- Imaging IR spectrometer: Imaging IR spectrometer (IIRS) taken from Space Application Center (SAC), Ahmadabad; for the study of the presence of minerals, water, and hydroxyl, will map a very wide portion of the Moon’s surface.
- Synthetic aperture radar L & S bands: Space Application Center (SAC), Ahmadabad and L & S Band Synthetic Aperture Radar (SAR) have been taken, which will find other elements including water ice (icy water) on the moon surface. The SAR is expected to provide more evidence confirming the presence of water ice beneath the shady areas of the Moon.
- Atmospheric composition explorer-2: it will study the atmosphere of the moon.
- Dual Frequency Radio Science Experiment: It will study The Moon’s Einosphere .
- Neutral Mass Spectrometer: This has been taken from Space Physics Laboratory (SPL), Thiruvananthapuram (ChACE2) for a detailed study of the Moon’s Extremes.
- Seismometer – will study the earthquake near the landing site
- Thermal probe – will evaluate the thermal properties of the Moon’s surface
- Longmore probe – the density and the surface of the moon will measure plasma
- Radio Overlay Experiment – will measure the total electron content
- Alpha Particle X-ray Spectrometer: This will analyze components on the Moon surface. It has been taken from PRL, Ahmadabad.
- Laser-induced breakdown spectroscope: This will check the presence of various components around the landing site.
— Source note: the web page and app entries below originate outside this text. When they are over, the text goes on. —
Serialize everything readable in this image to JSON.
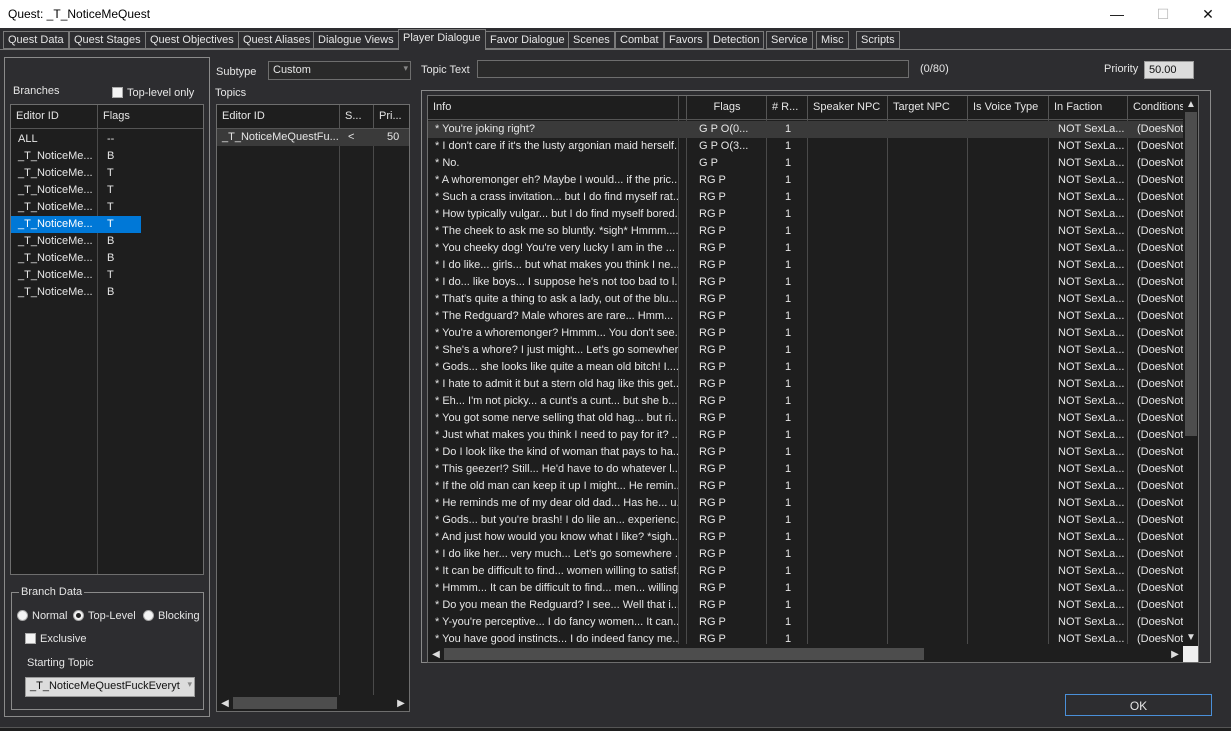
{
  "window": {
    "title": "Quest: _T_NoticeMeQuest",
    "minimize": "—",
    "maximize": "☐",
    "close": "✕"
  },
  "tabs": [
    {
      "label": "Quest Data"
    },
    {
      "label": "Quest Stages"
    },
    {
      "label": "Quest Objectives"
    },
    {
      "label": "Quest Aliases"
    },
    {
      "label": "Dialogue Views"
    },
    {
      "label": "Player Dialogue"
    },
    {
      "label": "Favor Dialogue"
    },
    {
      "label": "Scenes"
    },
    {
      "label": "Combat"
    },
    {
      "label": "Favors"
    },
    {
      "label": "Detection"
    },
    {
      "label": "Service"
    },
    {
      "label": "Misc"
    },
    {
      "label": "Scripts"
    }
  ],
  "branches": {
    "label": "Branches",
    "toplevel_only": "Top-level only",
    "headers": {
      "editor_id": "Editor ID",
      "flags": "Flags"
    },
    "rows": [
      {
        "id": "ALL",
        "flag": "--"
      },
      {
        "id": "_T_NoticeMe...",
        "flag": "B"
      },
      {
        "id": "_T_NoticeMe...",
        "flag": "T"
      },
      {
        "id": "_T_NoticeMe...",
        "flag": "T"
      },
      {
        "id": "_T_NoticeMe...",
        "flag": "T"
      },
      {
        "id": "_T_NoticeMe...",
        "flag": "T"
      },
      {
        "id": "_T_NoticeMe...",
        "flag": "B"
      },
      {
        "id": "_T_NoticeMe...",
        "flag": "B"
      },
      {
        "id": "_T_NoticeMe...",
        "flag": "T"
      },
      {
        "id": "_T_NoticeMe...",
        "flag": "B"
      }
    ],
    "selected_index": 5
  },
  "branch_data": {
    "label": "Branch Data",
    "normal": "Normal",
    "top_level": "Top-Level",
    "blocking": "Blocking",
    "exclusive": "Exclusive",
    "starting_topic_label": "Starting Topic",
    "starting_topic_value": "_T_NoticeMeQuestFuckEveryt"
  },
  "subtype": {
    "label": "Subtype",
    "value": "Custom"
  },
  "topic_text": {
    "label": "Topic Text",
    "value": "",
    "count": "(0/80)"
  },
  "priority": {
    "label": "Priority",
    "value": "50.00"
  },
  "topics": {
    "label": "Topics",
    "headers": {
      "editor_id": "Editor ID",
      "s": "S...",
      "pri": "Pri..."
    },
    "rows": [
      {
        "id": "_T_NoticeMeQuestFu...",
        "s": "<",
        "pri": "50"
      }
    ]
  },
  "info": {
    "headers": {
      "info": "Info",
      "flags": "Flags",
      "r": "# R...",
      "speaker": "Speaker NPC",
      "target": "Target NPC",
      "voice": "Is Voice Type",
      "faction": "In Faction",
      "conditions": "Conditions"
    },
    "rows": [
      {
        "info": "* You're joking right?",
        "flags": "G  P    O(0...",
        "r": "1",
        "faction": "NOT SexLa...",
        "cond": "(DoesNot"
      },
      {
        "info": "* I don't care if it's the lusty argonian maid herself....",
        "flags": "G  P    O(3...",
        "r": "1",
        "faction": "NOT SexLa...",
        "cond": "(DoesNot"
      },
      {
        "info": "* No.",
        "flags": "G  P",
        "r": "1",
        "faction": "NOT SexLa...",
        "cond": "(DoesNot"
      },
      {
        "info": "* A whoremonger eh? Maybe I would... if the pric...",
        "flags": "RG  P",
        "r": "1",
        "faction": "NOT SexLa...",
        "cond": "(DoesNot"
      },
      {
        "info": "* Such a crass invitation... but I do find myself rat...",
        "flags": "RG  P",
        "r": "1",
        "faction": "NOT SexLa...",
        "cond": "(DoesNot"
      },
      {
        "info": "* How typically vulgar... but I do find myself bored...",
        "flags": "RG  P",
        "r": "1",
        "faction": "NOT SexLa...",
        "cond": "(DoesNot"
      },
      {
        "info": "* The cheek to ask me so bluntly. *sigh* Hmmm......",
        "flags": "RG  P",
        "r": "1",
        "faction": "NOT SexLa...",
        "cond": "(DoesNot"
      },
      {
        "info": "* You cheeky dog! You're very lucky I am in the ...",
        "flags": "RG  P",
        "r": "1",
        "faction": "NOT SexLa...",
        "cond": "(DoesNot"
      },
      {
        "info": "* I do like... girls... but what makes you think I ne...",
        "flags": "RG  P",
        "r": "1",
        "faction": "NOT SexLa...",
        "cond": "(DoesNot"
      },
      {
        "info": "* I do... like boys... I suppose he's not too bad to l...",
        "flags": "RG  P",
        "r": "1",
        "faction": "NOT SexLa...",
        "cond": "(DoesNot"
      },
      {
        "info": "* That's quite a thing to ask a lady, out of the blu...",
        "flags": "RG  P",
        "r": "1",
        "faction": "NOT SexLa...",
        "cond": "(DoesNot"
      },
      {
        "info": "*  The Redguard? Male whores are rare...  Hmm...",
        "flags": "RG  P",
        "r": "1",
        "faction": "NOT SexLa...",
        "cond": "(DoesNot"
      },
      {
        "info": "* You're a whoremonger? Hmmm... You don't see...",
        "flags": "RG  P",
        "r": "1",
        "faction": "NOT SexLa...",
        "cond": "(DoesNot"
      },
      {
        "info": "* She's a whore? I just might... Let's go somewher...",
        "flags": "RG  P",
        "r": "1",
        "faction": "NOT SexLa...",
        "cond": "(DoesNot"
      },
      {
        "info": "* Gods... she looks like quite a mean old bitch! I.....",
        "flags": "RG  P",
        "r": "1",
        "faction": "NOT SexLa...",
        "cond": "(DoesNot"
      },
      {
        "info": "* I hate to admit it but a stern old hag like this get...",
        "flags": "RG  P",
        "r": "1",
        "faction": "NOT SexLa...",
        "cond": "(DoesNot"
      },
      {
        "info": "* Eh... I'm not picky... a cunt's a cunt... but she b...",
        "flags": "RG  P",
        "r": "1",
        "faction": "NOT SexLa...",
        "cond": "(DoesNot"
      },
      {
        "info": "* You got some nerve selling that old hag... but ri...",
        "flags": "RG  P",
        "r": "1",
        "faction": "NOT SexLa...",
        "cond": "(DoesNot"
      },
      {
        "info": "* Just what makes you think I need to pay for it? ...",
        "flags": "RG  P",
        "r": "1",
        "faction": "NOT SexLa...",
        "cond": "(DoesNot"
      },
      {
        "info": "* Do I look like the kind of woman that pays to ha...",
        "flags": "RG  P",
        "r": "1",
        "faction": "NOT SexLa...",
        "cond": "(DoesNot"
      },
      {
        "info": "* This geezer!? Still... He'd have to do whatever l...",
        "flags": "RG  P",
        "r": "1",
        "faction": "NOT SexLa...",
        "cond": "(DoesNot"
      },
      {
        "info": "* If the old man can keep it up I might... He remin...",
        "flags": "RG  P",
        "r": "1",
        "faction": "NOT SexLa...",
        "cond": "(DoesNot"
      },
      {
        "info": "* He reminds me of my dear old dad... Has he... u...",
        "flags": "RG  P",
        "r": "1",
        "faction": "NOT SexLa...",
        "cond": "(DoesNot"
      },
      {
        "info": "* Gods... but you're brash! I do lile an... experienc...",
        "flags": "RG  P",
        "r": "1",
        "faction": "NOT SexLa...",
        "cond": "(DoesNot"
      },
      {
        "info": "* And just how would you know what I like? *sigh...",
        "flags": "RG  P",
        "r": "1",
        "faction": "NOT SexLa...",
        "cond": "(DoesNot"
      },
      {
        "info": "* I do like her... very much... Let's go somewhere ...",
        "flags": "RG  P",
        "r": "1",
        "faction": "NOT SexLa...",
        "cond": "(DoesNot"
      },
      {
        "info": "* It can be difficult to find... women willing to satisf...",
        "flags": "RG  P",
        "r": "1",
        "faction": "NOT SexLa...",
        "cond": "(DoesNot"
      },
      {
        "info": "* Hmmm... It can be difficult to find... men... willing...",
        "flags": "RG  P",
        "r": "1",
        "faction": "NOT SexLa...",
        "cond": "(DoesNot"
      },
      {
        "info": "* Do you mean the Redguard? I see... Well that i...",
        "flags": "RG  P",
        "r": "1",
        "faction": "NOT SexLa...",
        "cond": "(DoesNot"
      },
      {
        "info": "* Y-you're perceptive... I do fancy women... It can...",
        "flags": "RG  P",
        "r": "1",
        "faction": "NOT SexLa...",
        "cond": "(DoesNot"
      },
      {
        "info": "* You have good instincts... I do indeed fancy me...",
        "flags": "RG  P",
        "r": "1",
        "faction": "NOT SexLa...",
        "cond": "(DoesNot"
      }
    ]
  },
  "ok_button": "OK",
  "icons": {
    "scroll_left": "◀",
    "scroll_right": "▶",
    "scroll_up": "▲",
    "scroll_down": "▼",
    "dropdown": "▾"
  }
}
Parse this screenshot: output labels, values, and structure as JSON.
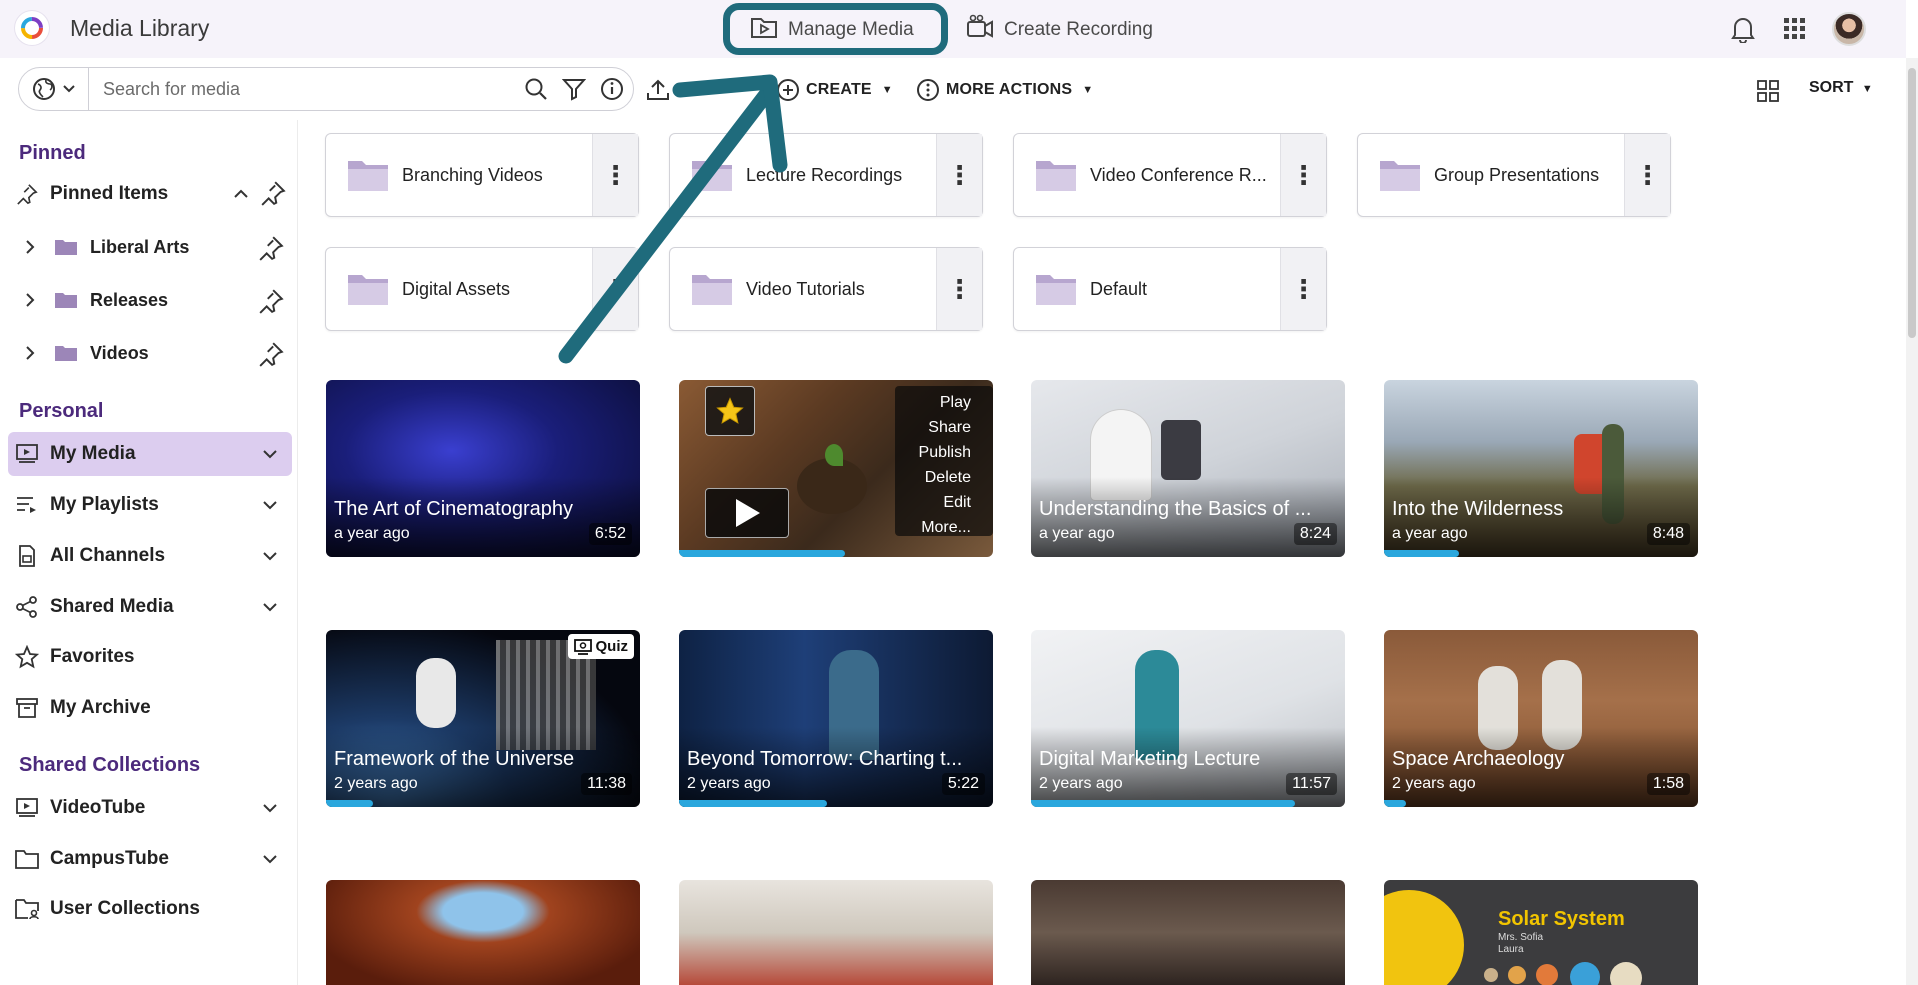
{
  "app": {
    "title": "Media Library"
  },
  "topnav": {
    "manage_media": "Manage Media",
    "create_recording": "Create Recording"
  },
  "toolbar": {
    "search_placeholder": "Search for media",
    "upload_label": "U",
    "create_label": "CREATE",
    "more_actions_label": "MORE ACTIONS",
    "sort_label": "SORT"
  },
  "sidebar": {
    "pinned_title": "Pinned",
    "pinned_items": "Pinned Items",
    "pinned_children": [
      "Liberal Arts",
      "Releases",
      "Videos"
    ],
    "personal_title": "Personal",
    "personal_items": [
      "My Media",
      "My Playlists",
      "All Channels",
      "Shared Media",
      "Favorites",
      "My Archive"
    ],
    "shared_collections_title": "Shared Collections",
    "shared_collections_items": [
      "VideoTube",
      "CampusTube",
      "User Collections"
    ]
  },
  "folders": [
    "Branching Videos",
    "Lecture Recordings",
    "Video Conference R...",
    "Group Presentations",
    "Digital Assets",
    "Video Tutorials",
    "Default"
  ],
  "media": [
    {
      "title": "The Art of Cinematography",
      "date": "a year ago",
      "duration": "6:52",
      "progress": 0
    },
    {
      "title": "",
      "date": "",
      "duration": "",
      "progress": 0.53
    },
    {
      "title": "Understanding the Basics of ...",
      "date": "a year ago",
      "duration": "8:24",
      "progress": 0
    },
    {
      "title": "Into the Wilderness",
      "date": "a year ago",
      "duration": "8:48",
      "progress": 0.24
    },
    {
      "title": "Framework of the Universe",
      "date": "2 years ago",
      "duration": "11:38",
      "progress": 0.15
    },
    {
      "title": "Beyond Tomorrow: Charting t...",
      "date": "2 years ago",
      "duration": "5:22",
      "progress": 0.47
    },
    {
      "title": "Digital Marketing Lecture",
      "date": "2 years ago",
      "duration": "11:57",
      "progress": 0.84
    },
    {
      "title": "Space Archaeology",
      "date": "2 years ago",
      "duration": "1:58",
      "progress": 0.07
    }
  ],
  "hover_menu": [
    "Play",
    "Share",
    "Publish",
    "Delete",
    "Edit",
    "More..."
  ],
  "quiz_badge": "Quiz",
  "solar": {
    "title": "Solar System",
    "teacher": "Mrs. Sofia",
    "name": "Laura"
  },
  "colors": {
    "accent": "#4c2a7c",
    "active_bg": "#dccdef",
    "progress": "#2aa7dd",
    "annotation": "#1f6b7c"
  }
}
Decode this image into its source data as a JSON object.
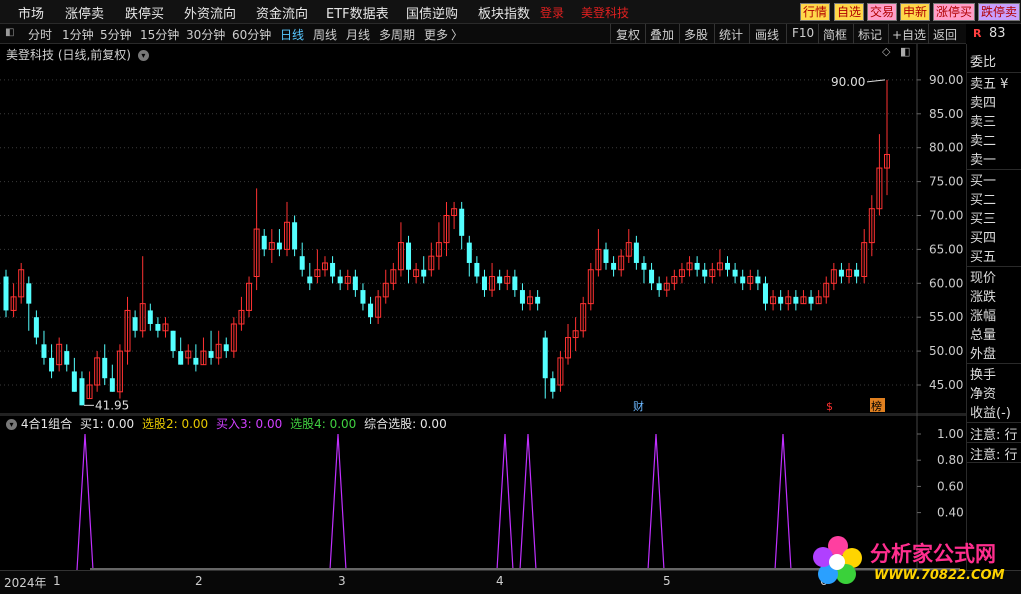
{
  "menu": {
    "items": [
      "市场",
      "涨停卖",
      "跌停买",
      "外资流向",
      "资金流向",
      "ETF数据表",
      "国债逆购",
      "板块指数"
    ],
    "login": "登录",
    "stock_name": "美登科技",
    "quick_buttons": [
      {
        "label": "行情",
        "bg": "#ffd84a",
        "fg": "#b00000"
      },
      {
        "label": "自选",
        "bg": "#ffd84a",
        "fg": "#b00000"
      },
      {
        "label": "交易",
        "bg": "#ff9ec8",
        "fg": "#b00000"
      },
      {
        "label": "申新",
        "bg": "#ffd84a",
        "fg": "#b00000"
      },
      {
        "label": "涨停买",
        "bg": "#ff9ec8",
        "fg": "#b00000"
      },
      {
        "label": "跌停卖",
        "bg": "#c8a0ff",
        "fg": "#b00000"
      }
    ]
  },
  "toolbar": {
    "periods": [
      "分时",
      "1分钟",
      "5分钟",
      "15分钟",
      "30分钟",
      "60分钟",
      "日线",
      "周线",
      "月线",
      "多周期",
      "更多"
    ],
    "active": "日线",
    "more_arrow": "〉",
    "right_items": [
      "复权",
      "叠加",
      "多股",
      "统计",
      "画线",
      "F10",
      "简框",
      "标记",
      "+自选",
      "返回"
    ]
  },
  "chart": {
    "title": "美登科技 (日线,前复权)",
    "price_ticks": [
      "90.00",
      "85.00",
      "80.00",
      "75.00",
      "70.00",
      "65.00",
      "60.00",
      "55.00",
      "50.00",
      "45.00"
    ],
    "high_label": "90.00",
    "low_label": "41.95",
    "markers": {
      "cai": "财",
      "dollar": "$",
      "bang": "榜"
    },
    "up_color": "#ff3232",
    "down_color": "#54ffff"
  },
  "indicator": {
    "name": "4合1组合",
    "items": [
      {
        "label": "买1: 0.00",
        "color": "#e6e6e6"
      },
      {
        "label": "选股2: 0.00",
        "color": "#e6c800"
      },
      {
        "label": "买入3: 0.00",
        "color": "#d040ff"
      },
      {
        "label": "选股4: 0.00",
        "color": "#40d040"
      },
      {
        "label": "综合选股: 0.00",
        "color": "#e6e6e6"
      }
    ],
    "ticks": [
      "1.00",
      "0.80",
      "0.60",
      "0.40"
    ],
    "line_color": "#c030ff"
  },
  "right_panel": {
    "top_badge": "R",
    "top_num": "83",
    "items": [
      "委比",
      "卖五 ¥",
      "卖四",
      "卖三",
      "卖二",
      "卖一",
      "买一",
      "买二",
      "买三",
      "买四",
      "买五",
      "现价",
      "涨跌",
      "涨幅",
      "总量",
      "外盘",
      "换手",
      "净资",
      "收益(-)",
      "注意: 行",
      "注意: 行"
    ]
  },
  "timeline": {
    "year": "2024年",
    "months": [
      "1",
      "2",
      "3",
      "4",
      "5",
      "6"
    ]
  },
  "watermark": {
    "text": "分析家公式网",
    "url": "WWW.70822.COM"
  }
}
It has been taken from the Laboratory for Electro Optic Systems (LEOS), Bangalore.
Chandrayaan-II was planned to launch Chandrayaan-II by Indian time on the morning of July 15, 2019, in the morning as 2 to 51 minutes (in 24 hours), which was canceled due to some technical problem, changing its time On July 22, 02:43 pm, the result was that the vehicle was successfully launched at the scheduled time.